_WORK REQUEST_.
Among the entries that follow, find the lines containing the string "EDName" and copy them.

_DATASET RECORDS_.
==================================================

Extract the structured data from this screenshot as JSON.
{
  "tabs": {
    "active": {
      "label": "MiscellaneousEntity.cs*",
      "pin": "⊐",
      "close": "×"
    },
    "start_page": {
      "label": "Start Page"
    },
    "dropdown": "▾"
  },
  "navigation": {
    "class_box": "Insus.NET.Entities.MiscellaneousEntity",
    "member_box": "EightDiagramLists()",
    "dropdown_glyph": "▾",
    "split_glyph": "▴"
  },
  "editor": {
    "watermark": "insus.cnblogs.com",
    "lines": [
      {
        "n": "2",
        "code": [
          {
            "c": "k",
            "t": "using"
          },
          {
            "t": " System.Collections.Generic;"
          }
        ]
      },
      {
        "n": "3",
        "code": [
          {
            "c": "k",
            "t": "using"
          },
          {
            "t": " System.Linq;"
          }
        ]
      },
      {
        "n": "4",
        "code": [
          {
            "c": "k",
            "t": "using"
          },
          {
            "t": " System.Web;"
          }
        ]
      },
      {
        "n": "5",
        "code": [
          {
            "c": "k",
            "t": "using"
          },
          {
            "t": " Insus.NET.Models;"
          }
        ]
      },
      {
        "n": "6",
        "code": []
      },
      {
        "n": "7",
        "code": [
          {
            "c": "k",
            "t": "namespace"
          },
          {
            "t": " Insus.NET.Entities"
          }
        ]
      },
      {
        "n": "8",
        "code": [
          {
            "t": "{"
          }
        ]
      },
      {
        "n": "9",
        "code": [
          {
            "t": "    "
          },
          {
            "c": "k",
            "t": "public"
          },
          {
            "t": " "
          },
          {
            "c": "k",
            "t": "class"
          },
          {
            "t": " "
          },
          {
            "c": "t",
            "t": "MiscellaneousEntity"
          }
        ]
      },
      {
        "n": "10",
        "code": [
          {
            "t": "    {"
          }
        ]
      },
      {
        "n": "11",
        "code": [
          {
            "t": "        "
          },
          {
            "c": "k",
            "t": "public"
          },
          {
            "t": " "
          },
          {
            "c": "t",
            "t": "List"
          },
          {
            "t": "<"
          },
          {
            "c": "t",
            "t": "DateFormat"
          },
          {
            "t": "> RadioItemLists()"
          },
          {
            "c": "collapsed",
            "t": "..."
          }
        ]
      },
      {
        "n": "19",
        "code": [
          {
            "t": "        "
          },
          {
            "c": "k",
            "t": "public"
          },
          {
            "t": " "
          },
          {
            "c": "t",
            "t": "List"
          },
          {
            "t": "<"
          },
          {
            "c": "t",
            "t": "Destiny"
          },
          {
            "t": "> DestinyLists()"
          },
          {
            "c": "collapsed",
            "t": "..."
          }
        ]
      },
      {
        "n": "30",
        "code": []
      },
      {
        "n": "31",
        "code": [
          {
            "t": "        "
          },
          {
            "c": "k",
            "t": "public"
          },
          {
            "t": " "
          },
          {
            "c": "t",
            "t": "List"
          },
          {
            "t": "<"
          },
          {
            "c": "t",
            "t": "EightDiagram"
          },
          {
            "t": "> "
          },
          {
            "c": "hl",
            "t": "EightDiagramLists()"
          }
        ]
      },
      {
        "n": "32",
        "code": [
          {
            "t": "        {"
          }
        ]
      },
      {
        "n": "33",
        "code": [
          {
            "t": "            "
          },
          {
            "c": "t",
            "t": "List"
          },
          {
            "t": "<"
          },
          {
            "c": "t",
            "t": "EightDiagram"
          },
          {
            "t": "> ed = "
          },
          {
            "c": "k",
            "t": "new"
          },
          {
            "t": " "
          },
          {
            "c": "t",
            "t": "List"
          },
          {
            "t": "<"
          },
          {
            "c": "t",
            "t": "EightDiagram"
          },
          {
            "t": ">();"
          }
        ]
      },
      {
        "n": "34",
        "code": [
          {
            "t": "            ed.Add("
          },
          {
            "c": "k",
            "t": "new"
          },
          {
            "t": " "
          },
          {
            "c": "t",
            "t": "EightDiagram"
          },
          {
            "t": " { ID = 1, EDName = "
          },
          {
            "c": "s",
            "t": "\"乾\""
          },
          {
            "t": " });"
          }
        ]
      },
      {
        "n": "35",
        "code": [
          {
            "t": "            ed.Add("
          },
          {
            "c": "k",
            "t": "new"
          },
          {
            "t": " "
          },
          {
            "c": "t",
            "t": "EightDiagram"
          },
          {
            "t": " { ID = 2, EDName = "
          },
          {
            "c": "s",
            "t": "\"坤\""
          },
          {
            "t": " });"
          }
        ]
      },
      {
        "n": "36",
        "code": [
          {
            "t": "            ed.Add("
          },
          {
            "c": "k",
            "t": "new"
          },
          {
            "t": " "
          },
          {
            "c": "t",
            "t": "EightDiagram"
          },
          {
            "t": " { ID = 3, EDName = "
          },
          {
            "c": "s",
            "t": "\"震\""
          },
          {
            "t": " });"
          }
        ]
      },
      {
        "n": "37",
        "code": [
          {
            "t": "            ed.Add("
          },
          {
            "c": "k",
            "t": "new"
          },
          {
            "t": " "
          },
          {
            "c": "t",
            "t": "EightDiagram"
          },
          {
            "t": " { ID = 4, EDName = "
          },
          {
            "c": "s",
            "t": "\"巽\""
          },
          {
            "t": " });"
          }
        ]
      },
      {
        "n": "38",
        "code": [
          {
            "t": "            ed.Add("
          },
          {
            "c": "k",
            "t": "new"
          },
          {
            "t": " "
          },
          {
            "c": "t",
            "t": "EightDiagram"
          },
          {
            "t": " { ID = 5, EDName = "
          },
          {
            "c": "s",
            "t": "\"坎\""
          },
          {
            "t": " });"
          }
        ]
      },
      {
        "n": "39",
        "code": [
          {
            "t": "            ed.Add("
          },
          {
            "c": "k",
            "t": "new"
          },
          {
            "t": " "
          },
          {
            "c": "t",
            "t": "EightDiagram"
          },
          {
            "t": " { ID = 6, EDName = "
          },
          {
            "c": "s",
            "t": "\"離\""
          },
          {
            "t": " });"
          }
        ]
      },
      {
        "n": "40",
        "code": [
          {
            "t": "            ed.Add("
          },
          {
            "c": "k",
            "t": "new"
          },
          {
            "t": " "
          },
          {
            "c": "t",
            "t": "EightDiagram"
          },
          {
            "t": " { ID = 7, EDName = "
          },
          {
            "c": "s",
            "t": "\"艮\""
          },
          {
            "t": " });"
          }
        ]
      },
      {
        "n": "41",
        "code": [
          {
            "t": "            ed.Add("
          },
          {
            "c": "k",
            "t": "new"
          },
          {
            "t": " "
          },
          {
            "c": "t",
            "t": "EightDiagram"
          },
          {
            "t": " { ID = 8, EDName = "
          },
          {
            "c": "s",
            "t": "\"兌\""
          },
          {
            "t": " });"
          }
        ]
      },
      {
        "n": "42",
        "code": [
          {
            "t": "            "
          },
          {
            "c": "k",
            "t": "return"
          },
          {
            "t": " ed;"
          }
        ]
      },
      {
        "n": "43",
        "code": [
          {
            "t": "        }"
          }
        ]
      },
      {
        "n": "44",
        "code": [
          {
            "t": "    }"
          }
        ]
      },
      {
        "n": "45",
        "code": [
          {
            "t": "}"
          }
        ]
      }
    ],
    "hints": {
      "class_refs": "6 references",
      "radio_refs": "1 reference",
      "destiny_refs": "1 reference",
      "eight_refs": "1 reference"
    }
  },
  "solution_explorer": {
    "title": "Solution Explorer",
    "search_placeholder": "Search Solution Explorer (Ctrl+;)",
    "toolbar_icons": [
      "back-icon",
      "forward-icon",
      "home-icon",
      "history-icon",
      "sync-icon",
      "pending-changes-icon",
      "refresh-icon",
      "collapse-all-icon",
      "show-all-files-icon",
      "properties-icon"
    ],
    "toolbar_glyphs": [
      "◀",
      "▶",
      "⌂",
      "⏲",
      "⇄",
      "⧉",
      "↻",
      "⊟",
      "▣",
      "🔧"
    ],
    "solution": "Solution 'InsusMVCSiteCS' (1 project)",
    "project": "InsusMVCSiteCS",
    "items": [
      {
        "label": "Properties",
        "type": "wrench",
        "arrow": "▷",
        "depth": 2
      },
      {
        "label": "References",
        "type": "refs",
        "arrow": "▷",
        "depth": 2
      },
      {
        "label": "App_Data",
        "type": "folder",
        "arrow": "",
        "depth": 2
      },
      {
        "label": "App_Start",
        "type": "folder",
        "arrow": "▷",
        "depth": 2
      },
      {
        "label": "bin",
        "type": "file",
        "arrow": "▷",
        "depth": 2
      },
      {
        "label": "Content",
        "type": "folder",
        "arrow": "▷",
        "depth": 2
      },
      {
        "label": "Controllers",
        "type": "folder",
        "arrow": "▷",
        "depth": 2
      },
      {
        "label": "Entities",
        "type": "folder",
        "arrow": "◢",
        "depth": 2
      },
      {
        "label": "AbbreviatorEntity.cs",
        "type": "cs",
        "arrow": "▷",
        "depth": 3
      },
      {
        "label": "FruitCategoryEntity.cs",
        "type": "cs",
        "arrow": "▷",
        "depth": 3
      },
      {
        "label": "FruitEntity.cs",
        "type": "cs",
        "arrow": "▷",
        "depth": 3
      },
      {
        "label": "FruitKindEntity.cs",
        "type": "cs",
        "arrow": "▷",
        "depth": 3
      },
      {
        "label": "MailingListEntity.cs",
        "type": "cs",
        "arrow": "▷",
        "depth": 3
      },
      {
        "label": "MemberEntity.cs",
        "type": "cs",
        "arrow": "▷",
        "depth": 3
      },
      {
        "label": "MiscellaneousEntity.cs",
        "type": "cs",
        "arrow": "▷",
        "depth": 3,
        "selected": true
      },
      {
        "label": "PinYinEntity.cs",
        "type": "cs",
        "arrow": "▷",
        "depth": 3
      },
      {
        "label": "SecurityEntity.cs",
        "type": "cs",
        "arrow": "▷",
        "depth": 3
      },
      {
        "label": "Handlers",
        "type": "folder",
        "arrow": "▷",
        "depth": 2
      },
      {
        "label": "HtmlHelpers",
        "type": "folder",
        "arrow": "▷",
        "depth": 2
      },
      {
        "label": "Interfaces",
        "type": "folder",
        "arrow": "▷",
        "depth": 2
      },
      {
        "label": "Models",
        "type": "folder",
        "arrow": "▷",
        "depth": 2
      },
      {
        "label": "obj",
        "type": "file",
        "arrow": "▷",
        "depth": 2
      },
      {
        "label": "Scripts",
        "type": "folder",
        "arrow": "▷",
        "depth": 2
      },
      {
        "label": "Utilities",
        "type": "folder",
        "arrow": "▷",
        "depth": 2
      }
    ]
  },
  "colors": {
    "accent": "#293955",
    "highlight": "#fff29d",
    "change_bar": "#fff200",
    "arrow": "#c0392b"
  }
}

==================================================

_TASK ANSWER_.
            "t": " { ID = 1, EDName = "
            "t": " { ID = 2, EDName = "
            "t": " { ID = 3, EDName = "
            "t": " { ID = 4, EDName = "
            "t": " { ID = 5, EDName = "
            "t": " { ID = 6, EDName = "
            "t": " { ID = 7, EDName = "
            "t": " { ID = 8, EDName = "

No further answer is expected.